As always there are French wines from famous producers of fine vintages at prices ranging up to and over $100 a bottle. But for a luxury gift you consider the most expensive, non-antique California cabernet sauvignon to sell her yet: A bottle of Robert Mondavi's magnificent 1974 reserve caberent is $29.95.

If you are going away for the holidays or have relatives coming here from other parts of the country, you might consider giving a bottle or two from one of our "local" wineries. Virginia's Meredyth and Maryland's Montraby, Boordy and Provenza can be found at various wine shops.

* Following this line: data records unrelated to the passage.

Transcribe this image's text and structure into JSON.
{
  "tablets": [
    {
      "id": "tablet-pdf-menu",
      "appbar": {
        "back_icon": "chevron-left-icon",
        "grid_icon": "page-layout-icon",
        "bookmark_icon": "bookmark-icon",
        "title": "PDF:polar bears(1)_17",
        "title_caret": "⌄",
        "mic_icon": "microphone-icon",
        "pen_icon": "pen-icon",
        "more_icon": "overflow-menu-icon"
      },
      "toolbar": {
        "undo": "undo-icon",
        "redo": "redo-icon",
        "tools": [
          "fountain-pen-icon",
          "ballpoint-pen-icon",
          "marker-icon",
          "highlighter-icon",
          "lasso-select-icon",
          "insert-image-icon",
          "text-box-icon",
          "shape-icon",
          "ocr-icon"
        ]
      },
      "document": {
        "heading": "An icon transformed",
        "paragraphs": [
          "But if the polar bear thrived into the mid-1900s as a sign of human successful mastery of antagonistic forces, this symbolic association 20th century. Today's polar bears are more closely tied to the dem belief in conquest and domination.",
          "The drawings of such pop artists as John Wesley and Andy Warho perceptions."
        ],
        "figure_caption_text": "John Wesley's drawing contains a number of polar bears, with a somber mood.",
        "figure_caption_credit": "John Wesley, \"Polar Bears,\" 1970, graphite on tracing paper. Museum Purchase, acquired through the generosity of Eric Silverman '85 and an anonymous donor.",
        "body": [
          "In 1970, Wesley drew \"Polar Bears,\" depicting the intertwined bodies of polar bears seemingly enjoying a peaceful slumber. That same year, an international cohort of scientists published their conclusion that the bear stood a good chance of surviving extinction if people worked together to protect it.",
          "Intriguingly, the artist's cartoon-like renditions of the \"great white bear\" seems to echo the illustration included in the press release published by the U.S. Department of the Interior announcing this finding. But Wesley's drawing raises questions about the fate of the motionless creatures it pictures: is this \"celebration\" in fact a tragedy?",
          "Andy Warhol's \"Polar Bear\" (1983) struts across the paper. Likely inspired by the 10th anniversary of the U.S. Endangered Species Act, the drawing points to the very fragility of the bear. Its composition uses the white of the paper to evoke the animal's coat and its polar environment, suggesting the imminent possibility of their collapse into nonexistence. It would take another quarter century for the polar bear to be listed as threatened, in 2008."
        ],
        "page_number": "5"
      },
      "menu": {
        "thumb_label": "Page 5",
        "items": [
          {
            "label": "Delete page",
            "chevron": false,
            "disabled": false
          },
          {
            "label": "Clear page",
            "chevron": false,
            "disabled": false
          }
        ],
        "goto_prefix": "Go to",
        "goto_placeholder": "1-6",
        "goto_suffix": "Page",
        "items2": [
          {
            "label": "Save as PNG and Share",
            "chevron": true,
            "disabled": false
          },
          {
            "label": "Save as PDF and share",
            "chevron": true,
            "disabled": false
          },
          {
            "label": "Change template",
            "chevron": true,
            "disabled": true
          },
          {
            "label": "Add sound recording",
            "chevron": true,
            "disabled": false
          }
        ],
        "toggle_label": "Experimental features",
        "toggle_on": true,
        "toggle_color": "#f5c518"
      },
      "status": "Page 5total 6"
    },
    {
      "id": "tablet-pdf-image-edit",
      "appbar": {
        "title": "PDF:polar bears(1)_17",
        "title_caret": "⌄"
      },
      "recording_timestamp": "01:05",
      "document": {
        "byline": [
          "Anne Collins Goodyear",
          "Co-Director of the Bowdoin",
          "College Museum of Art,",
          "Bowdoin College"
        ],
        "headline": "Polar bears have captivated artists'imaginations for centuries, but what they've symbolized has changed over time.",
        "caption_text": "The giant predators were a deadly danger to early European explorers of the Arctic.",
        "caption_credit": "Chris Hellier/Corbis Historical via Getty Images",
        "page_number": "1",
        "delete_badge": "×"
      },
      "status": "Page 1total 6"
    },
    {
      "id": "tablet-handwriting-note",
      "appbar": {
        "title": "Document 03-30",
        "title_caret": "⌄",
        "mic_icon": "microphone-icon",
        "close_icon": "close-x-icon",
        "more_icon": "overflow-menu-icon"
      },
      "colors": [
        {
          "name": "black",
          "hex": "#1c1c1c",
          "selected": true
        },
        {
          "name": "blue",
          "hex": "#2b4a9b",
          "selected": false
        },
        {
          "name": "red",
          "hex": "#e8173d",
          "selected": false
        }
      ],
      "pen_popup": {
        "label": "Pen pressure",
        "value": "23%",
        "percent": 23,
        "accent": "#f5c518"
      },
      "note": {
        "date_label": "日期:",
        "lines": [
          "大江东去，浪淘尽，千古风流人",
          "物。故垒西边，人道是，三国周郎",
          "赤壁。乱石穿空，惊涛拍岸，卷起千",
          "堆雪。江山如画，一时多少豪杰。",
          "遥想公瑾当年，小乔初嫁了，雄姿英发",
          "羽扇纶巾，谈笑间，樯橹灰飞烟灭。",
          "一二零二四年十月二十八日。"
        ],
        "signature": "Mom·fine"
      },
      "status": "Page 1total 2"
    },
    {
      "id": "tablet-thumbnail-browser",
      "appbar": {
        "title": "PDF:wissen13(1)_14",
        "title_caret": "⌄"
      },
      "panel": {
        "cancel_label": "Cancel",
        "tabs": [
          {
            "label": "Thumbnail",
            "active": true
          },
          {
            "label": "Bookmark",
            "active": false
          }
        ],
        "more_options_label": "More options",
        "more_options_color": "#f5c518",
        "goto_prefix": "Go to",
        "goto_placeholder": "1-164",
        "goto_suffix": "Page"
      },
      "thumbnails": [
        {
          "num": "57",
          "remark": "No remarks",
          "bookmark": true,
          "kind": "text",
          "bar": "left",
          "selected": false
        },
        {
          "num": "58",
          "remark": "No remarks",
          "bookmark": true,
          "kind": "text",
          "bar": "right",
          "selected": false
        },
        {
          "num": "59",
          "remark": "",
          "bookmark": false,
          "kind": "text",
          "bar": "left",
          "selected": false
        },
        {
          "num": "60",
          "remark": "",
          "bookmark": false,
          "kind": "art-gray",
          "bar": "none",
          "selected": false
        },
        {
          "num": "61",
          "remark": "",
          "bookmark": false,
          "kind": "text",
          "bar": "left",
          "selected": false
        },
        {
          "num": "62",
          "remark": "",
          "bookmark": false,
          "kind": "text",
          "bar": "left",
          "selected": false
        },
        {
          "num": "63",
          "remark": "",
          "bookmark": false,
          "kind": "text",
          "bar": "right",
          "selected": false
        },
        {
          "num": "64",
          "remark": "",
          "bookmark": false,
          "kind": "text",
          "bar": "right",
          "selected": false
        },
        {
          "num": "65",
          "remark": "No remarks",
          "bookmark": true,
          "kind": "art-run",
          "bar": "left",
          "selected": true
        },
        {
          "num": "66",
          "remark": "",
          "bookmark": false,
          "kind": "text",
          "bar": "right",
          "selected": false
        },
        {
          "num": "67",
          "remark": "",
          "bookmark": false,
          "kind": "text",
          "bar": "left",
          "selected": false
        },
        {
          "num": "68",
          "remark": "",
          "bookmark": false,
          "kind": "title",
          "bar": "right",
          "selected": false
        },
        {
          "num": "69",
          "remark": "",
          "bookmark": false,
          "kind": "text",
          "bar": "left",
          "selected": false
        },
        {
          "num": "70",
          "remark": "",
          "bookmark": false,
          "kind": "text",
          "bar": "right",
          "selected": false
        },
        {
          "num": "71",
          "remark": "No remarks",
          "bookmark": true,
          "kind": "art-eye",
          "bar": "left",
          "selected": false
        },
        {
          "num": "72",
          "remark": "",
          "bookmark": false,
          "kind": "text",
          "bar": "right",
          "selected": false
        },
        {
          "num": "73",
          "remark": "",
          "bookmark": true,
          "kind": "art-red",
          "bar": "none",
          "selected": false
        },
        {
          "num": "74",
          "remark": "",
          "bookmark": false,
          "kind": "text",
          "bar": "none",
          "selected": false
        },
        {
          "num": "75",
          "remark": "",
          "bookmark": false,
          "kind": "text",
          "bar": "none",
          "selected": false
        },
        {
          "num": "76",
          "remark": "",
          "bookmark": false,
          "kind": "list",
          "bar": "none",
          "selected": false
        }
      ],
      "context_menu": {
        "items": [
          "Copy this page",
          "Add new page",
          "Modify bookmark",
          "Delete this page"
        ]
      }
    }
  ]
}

This has not been a stellar year for wine books. One that will attract considerable attention and presents a spectrum of the world's wines and wineries is "Drinking Wine" by David Peppercorn, Brian Cooper and Elwyn Blacker (Harbor House, $12.95). Among older works, there is the updated, seventh edition of "Frank Schoolmaker's Encyclopedia of Wine" (Hastings House, $12.95), Hugh Johnson's "Wine and "The World Atlas of Wine" (both Simon and Schuster) and Alexis Bespaloff's "Fireside Book of Wine" ($12.95, Simon and Schuster).

Instead of a book, you might consider buying a subscription to a wine newsletter. There are several handfuls on the market, but here are three good ones with different personalities. Robert Finigan's Private Guide to Wines ($24 if ordered by Dec. 31 from 100 Bush St., San Francisco, Ca. 14104) is a month evaluation of European and California wines, personalized and pungent. The Wine Advocate ($15 for six issues a year from 1002 Hillside View, Parkton, Md., 21120) features exhaustive, evaluation by editor Robert M. Parker Jr. of wines by type as well as best buys and wine shop profiles. The only publication to examine the local (Washington and Baltimore) wine scene in such detail. Moody's Wine Review ($20 for 12 issues a year from 1307 Post Oak Park Drive, Houston, Tex. 77027. Edited by Denman Moody, Jr.). A well-written and informative publication for the serious wine collector.